WORK ITEM » Using the listing, work out the number of lines where "draganddrop" shows up, and answer with that number alone.

AVAILABLE DATA »
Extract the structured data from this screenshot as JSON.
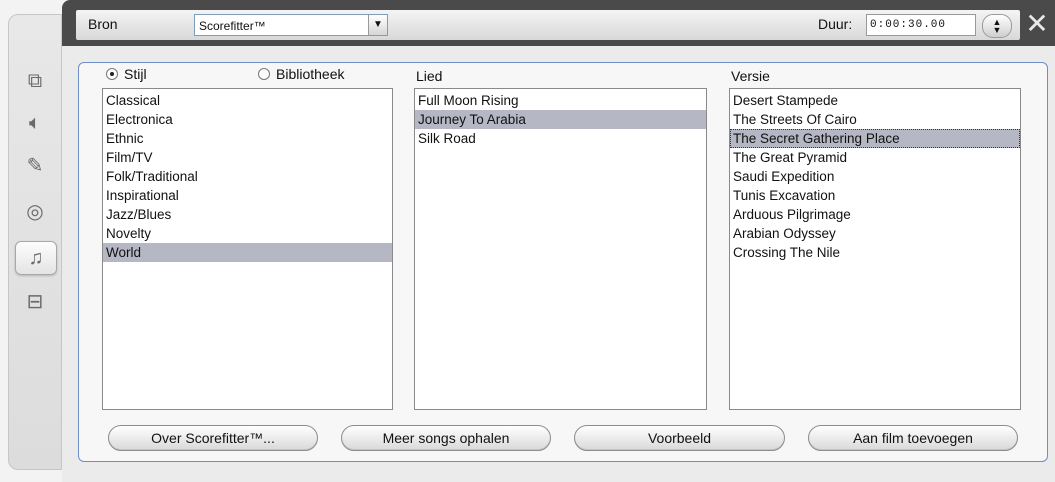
{
  "rail": {
    "icons": [
      "video-edit-icon",
      "speaker-icon",
      "microphone-icon",
      "disc-icon",
      "music-note-icon",
      "plug-icon"
    ],
    "active": "music-note-icon"
  },
  "top": {
    "bron_label": "Bron",
    "bron_value": "Scorefitter™",
    "duur_label": "Duur:",
    "duur_value": "0:00:30.00"
  },
  "radios": {
    "stijl": "Stijl",
    "bibliotheek": "Bibliotheek",
    "selected": "stijl"
  },
  "columns": {
    "lied_label": "Lied",
    "versie_label": "Versie"
  },
  "stijl_list": {
    "items": [
      "Classical",
      "Electronica",
      "Ethnic",
      "Film/TV",
      "Folk/Traditional",
      "Inspirational",
      "Jazz/Blues",
      "Novelty",
      "World"
    ],
    "selected_index": 8
  },
  "lied_list": {
    "items": [
      "Full Moon Rising",
      "Journey To Arabia",
      "Silk Road"
    ],
    "selected_index": 1
  },
  "versie_list": {
    "items": [
      "Desert Stampede",
      "The Streets Of Cairo",
      "The Secret Gathering Place",
      "The Great Pyramid",
      "Saudi Expedition",
      "Tunis Excavation",
      "Arduous Pilgrimage",
      "Arabian Odyssey",
      "Crossing The Nile"
    ],
    "selected_index": 2
  },
  "buttons": {
    "over": "Over Scorefitter™...",
    "meer": "Meer songs ophalen",
    "voorbeeld": "Voorbeeld",
    "toevoegen": "Aan film toevoegen"
  }
}
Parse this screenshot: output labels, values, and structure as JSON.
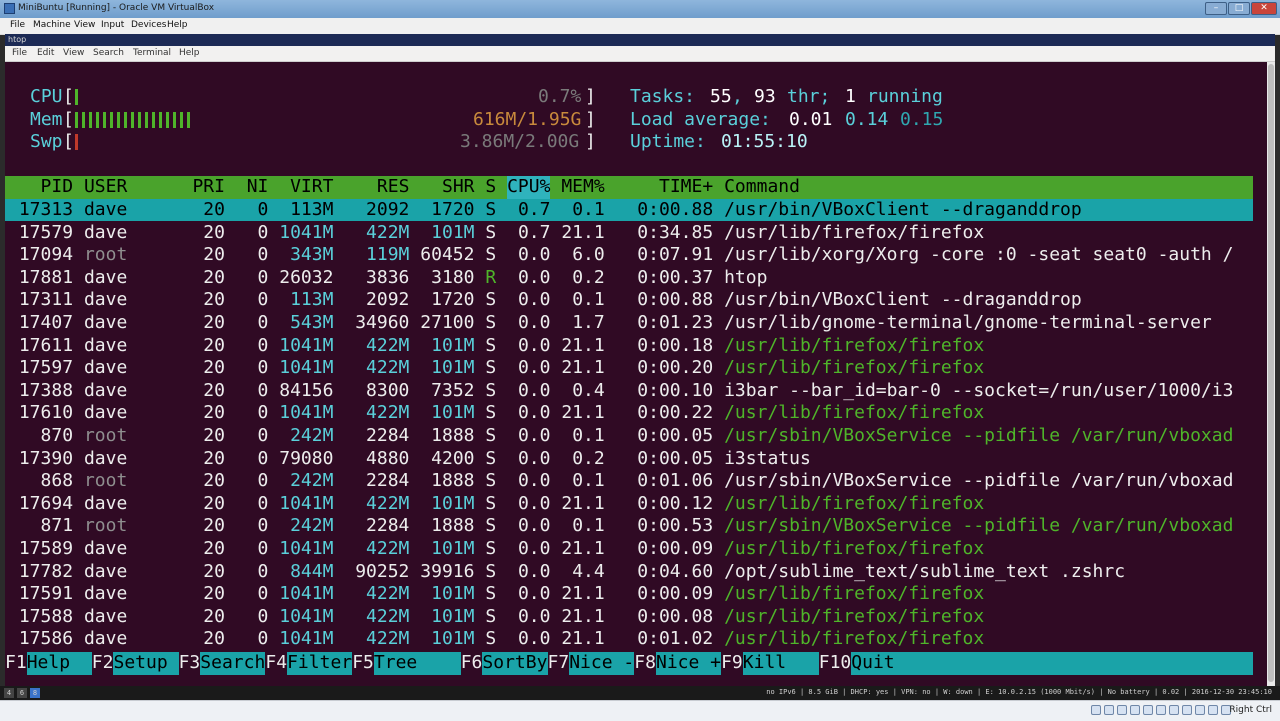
{
  "window": {
    "title": "MiniBuntu [Running] - Oracle VM VirtualBox",
    "controls": [
      "–",
      "□",
      "✕"
    ]
  },
  "vbox_menu": [
    "File",
    "Machine",
    "View",
    "Input",
    "Devices",
    "Help"
  ],
  "terminal_window": {
    "title": "htop",
    "menu": [
      "File",
      "Edit",
      "View",
      "Search",
      "Terminal",
      "Help"
    ]
  },
  "meters": {
    "cpu": {
      "label": "CPU",
      "value": "0.7%",
      "fraction": 0.007
    },
    "mem": {
      "label": "Mem",
      "value": "616M/1.95G",
      "fraction": 0.31
    },
    "swp": {
      "label": "Swp",
      "value": "3.86M/2.00G",
      "fraction": 0.002
    }
  },
  "summary": {
    "tasks_label": "Tasks:",
    "tasks": "55",
    "threads": "93",
    "thr_label": "thr;",
    "running": "1",
    "running_label": "running",
    "load_label": "Load average:",
    "load1": "0.01",
    "load5": "0.14",
    "load15": "0.15",
    "uptime_label": "Uptime:",
    "uptime": "01:55:10"
  },
  "columns": [
    "PID",
    "USER",
    "PRI",
    "NI",
    "VIRT",
    "RES",
    "SHR",
    "S",
    "CPU%",
    "MEM%",
    "TIME+",
    "Command"
  ],
  "processes": [
    {
      "pid": "17313",
      "user": "dave",
      "pri": "20",
      "ni": "0",
      "virt": "113M",
      "res": "2092",
      "shr": "1720",
      "s": "S",
      "cpu": "0.7",
      "mem": "0.1",
      "time": "0:00.88",
      "cmd": "/usr/bin/VBoxClient --draganddrop",
      "selected": true
    },
    {
      "pid": "17579",
      "user": "dave",
      "pri": "20",
      "ni": "0",
      "virt": "1041M",
      "res": "422M",
      "shr": "101M",
      "s": "S",
      "cpu": "0.7",
      "mem": "21.1",
      "time": "0:34.85",
      "cmd": "/usr/lib/firefox/firefox"
    },
    {
      "pid": "17094",
      "user": "root",
      "pri": "20",
      "ni": "0",
      "virt": "343M",
      "res": "119M",
      "shr": "60452",
      "s": "S",
      "cpu": "0.0",
      "mem": "6.0",
      "time": "0:07.91",
      "cmd": "/usr/lib/xorg/Xorg -core :0 -seat seat0 -auth /"
    },
    {
      "pid": "17881",
      "user": "dave",
      "pri": "20",
      "ni": "0",
      "virt": "26032",
      "res": "3836",
      "shr": "3180",
      "s": "R",
      "cpu": "0.0",
      "mem": "0.2",
      "time": "0:00.37",
      "cmd": "htop"
    },
    {
      "pid": "17311",
      "user": "dave",
      "pri": "20",
      "ni": "0",
      "virt": "113M",
      "res": "2092",
      "shr": "1720",
      "s": "S",
      "cpu": "0.0",
      "mem": "0.1",
      "time": "0:00.88",
      "cmd": "/usr/bin/VBoxClient --draganddrop"
    },
    {
      "pid": "17407",
      "user": "dave",
      "pri": "20",
      "ni": "0",
      "virt": "543M",
      "res": "34960",
      "shr": "27100",
      "s": "S",
      "cpu": "0.0",
      "mem": "1.7",
      "time": "0:01.23",
      "cmd": "/usr/lib/gnome-terminal/gnome-terminal-server"
    },
    {
      "pid": "17611",
      "user": "dave",
      "pri": "20",
      "ni": "0",
      "virt": "1041M",
      "res": "422M",
      "shr": "101M",
      "s": "S",
      "cpu": "0.0",
      "mem": "21.1",
      "time": "0:00.18",
      "cmd": "/usr/lib/firefox/firefox",
      "thread": true
    },
    {
      "pid": "17597",
      "user": "dave",
      "pri": "20",
      "ni": "0",
      "virt": "1041M",
      "res": "422M",
      "shr": "101M",
      "s": "S",
      "cpu": "0.0",
      "mem": "21.1",
      "time": "0:00.20",
      "cmd": "/usr/lib/firefox/firefox",
      "thread": true
    },
    {
      "pid": "17388",
      "user": "dave",
      "pri": "20",
      "ni": "0",
      "virt": "84156",
      "res": "8300",
      "shr": "7352",
      "s": "S",
      "cpu": "0.0",
      "mem": "0.4",
      "time": "0:00.10",
      "cmd": "i3bar --bar_id=bar-0 --socket=/run/user/1000/i3"
    },
    {
      "pid": "17610",
      "user": "dave",
      "pri": "20",
      "ni": "0",
      "virt": "1041M",
      "res": "422M",
      "shr": "101M",
      "s": "S",
      "cpu": "0.0",
      "mem": "21.1",
      "time": "0:00.22",
      "cmd": "/usr/lib/firefox/firefox",
      "thread": true
    },
    {
      "pid": "870",
      "user": "root",
      "pri": "20",
      "ni": "0",
      "virt": "242M",
      "res": "2284",
      "shr": "1888",
      "s": "S",
      "cpu": "0.0",
      "mem": "0.1",
      "time": "0:00.05",
      "cmd": "/usr/sbin/VBoxService --pidfile /var/run/vboxad",
      "thread": true
    },
    {
      "pid": "17390",
      "user": "dave",
      "pri": "20",
      "ni": "0",
      "virt": "79080",
      "res": "4880",
      "shr": "4200",
      "s": "S",
      "cpu": "0.0",
      "mem": "0.2",
      "time": "0:00.05",
      "cmd": "i3status"
    },
    {
      "pid": "868",
      "user": "root",
      "pri": "20",
      "ni": "0",
      "virt": "242M",
      "res": "2284",
      "shr": "1888",
      "s": "S",
      "cpu": "0.0",
      "mem": "0.1",
      "time": "0:01.06",
      "cmd": "/usr/sbin/VBoxService --pidfile /var/run/vboxad"
    },
    {
      "pid": "17694",
      "user": "dave",
      "pri": "20",
      "ni": "0",
      "virt": "1041M",
      "res": "422M",
      "shr": "101M",
      "s": "S",
      "cpu": "0.0",
      "mem": "21.1",
      "time": "0:00.12",
      "cmd": "/usr/lib/firefox/firefox",
      "thread": true
    },
    {
      "pid": "871",
      "user": "root",
      "pri": "20",
      "ni": "0",
      "virt": "242M",
      "res": "2284",
      "shr": "1888",
      "s": "S",
      "cpu": "0.0",
      "mem": "0.1",
      "time": "0:00.53",
      "cmd": "/usr/sbin/VBoxService --pidfile /var/run/vboxad",
      "thread": true
    },
    {
      "pid": "17589",
      "user": "dave",
      "pri": "20",
      "ni": "0",
      "virt": "1041M",
      "res": "422M",
      "shr": "101M",
      "s": "S",
      "cpu": "0.0",
      "mem": "21.1",
      "time": "0:00.09",
      "cmd": "/usr/lib/firefox/firefox",
      "thread": true
    },
    {
      "pid": "17782",
      "user": "dave",
      "pri": "20",
      "ni": "0",
      "virt": "844M",
      "res": "90252",
      "shr": "39916",
      "s": "S",
      "cpu": "0.0",
      "mem": "4.4",
      "time": "0:04.60",
      "cmd": "/opt/sublime_text/sublime_text .zshrc"
    },
    {
      "pid": "17591",
      "user": "dave",
      "pri": "20",
      "ni": "0",
      "virt": "1041M",
      "res": "422M",
      "shr": "101M",
      "s": "S",
      "cpu": "0.0",
      "mem": "21.1",
      "time": "0:00.09",
      "cmd": "/usr/lib/firefox/firefox",
      "thread": true
    },
    {
      "pid": "17588",
      "user": "dave",
      "pri": "20",
      "ni": "0",
      "virt": "1041M",
      "res": "422M",
      "shr": "101M",
      "s": "S",
      "cpu": "0.0",
      "mem": "21.1",
      "time": "0:00.08",
      "cmd": "/usr/lib/firefox/firefox",
      "thread": true
    },
    {
      "pid": "17586",
      "user": "dave",
      "pri": "20",
      "ni": "0",
      "virt": "1041M",
      "res": "422M",
      "shr": "101M",
      "s": "S",
      "cpu": "0.0",
      "mem": "21.1",
      "time": "0:01.02",
      "cmd": "/usr/lib/firefox/firefox",
      "thread": true
    }
  ],
  "function_keys": [
    {
      "key": "F1",
      "label": "Help"
    },
    {
      "key": "F2",
      "label": "Setup"
    },
    {
      "key": "F3",
      "label": "Search"
    },
    {
      "key": "F4",
      "label": "Filter"
    },
    {
      "key": "F5",
      "label": "Tree"
    },
    {
      "key": "F6",
      "label": "SortBy"
    },
    {
      "key": "F7",
      "label": "Nice -"
    },
    {
      "key": "F8",
      "label": "Nice +"
    },
    {
      "key": "F9",
      "label": "Kill"
    },
    {
      "key": "F10",
      "label": "Quit"
    }
  ],
  "host_bar": {
    "workspaces": [
      "4",
      "6",
      "8"
    ],
    "status": "no IPv6 | 8.5 GiB | DHCP: yes | VPN: no | W: down | E: 10.0.2.15 (1000 Mbit/s) | No battery | 0.02 | 2016-12-30 23:45:10"
  },
  "vbox_status": {
    "host_key": "Right Ctrl"
  },
  "colors": {
    "terminal_bg": "#300a24",
    "header_bg": "#4aa32c",
    "selection_bg": "#1aa3a8",
    "cyan": "#5ad0da",
    "thread_green": "#4fb52a"
  }
}
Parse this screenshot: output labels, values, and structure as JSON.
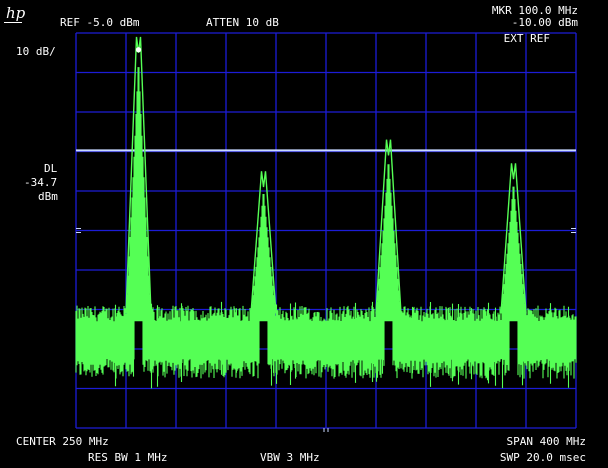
{
  "instrument": {
    "logo": "hp"
  },
  "header": {
    "ref_level": "REF -5.0 dBm",
    "attenuation": "ATTEN 10 dB",
    "marker_freq": "MKR 100.0 MHz",
    "marker_amp": "-10.00 dBm",
    "ext_ref": "EXT REF"
  },
  "left_panel": {
    "scale": "10 dB/",
    "display_line_label": "DL",
    "display_line_value": "-34.7",
    "display_line_unit": "dBm"
  },
  "footer": {
    "center": "CENTER 250 MHz",
    "span": "SPAN 400 MHz",
    "res_bw": "RES BW 1 MHz",
    "vbw": "VBW 3 MHz",
    "sweep": "SWP 20.0 msec"
  },
  "colors": {
    "background": "#000000",
    "grid": "#1c1cd6",
    "trace": "#55ff55",
    "display_line": "#c8d8ff",
    "text": "#ffffff"
  },
  "chart_data": {
    "type": "line",
    "xlabel": "",
    "ylabel": "",
    "x_range_mhz": [
      50,
      450
    ],
    "y_range_dbm": [
      -105,
      -5
    ],
    "grid": true,
    "reference_level_dbm": -5.0,
    "scale_db_per_div": 10,
    "display_line_dbm": -34.7,
    "noise_floor_dbm": [
      -76,
      -90
    ],
    "peaks": [
      {
        "freq_mhz": 100,
        "amp_dbm": -10.0
      },
      {
        "freq_mhz": 200,
        "amp_dbm": -44.0
      },
      {
        "freq_mhz": 300,
        "amp_dbm": -36.0
      },
      {
        "freq_mhz": 400,
        "amp_dbm": -42.0
      }
    ],
    "marker": {
      "freq_mhz": 100.0,
      "amp_dbm": -10.0
    }
  }
}
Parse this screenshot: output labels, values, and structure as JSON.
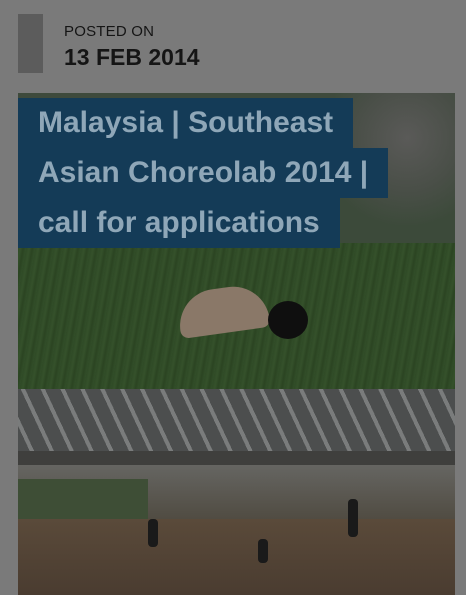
{
  "post": {
    "posted_label": "POSTED ON",
    "posted_date": "13 FEB 2014",
    "title_lines": [
      "Malaysia | Southeast",
      "Asian Choreolab 2014 |",
      "call for applications"
    ]
  },
  "colors": {
    "page_overlay": "#7a7a7a",
    "date_bar": "#5c5c5c",
    "title_background": "#143b57",
    "title_text": "#8fa7b8"
  }
}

RESPONSE TO THE TASK » 2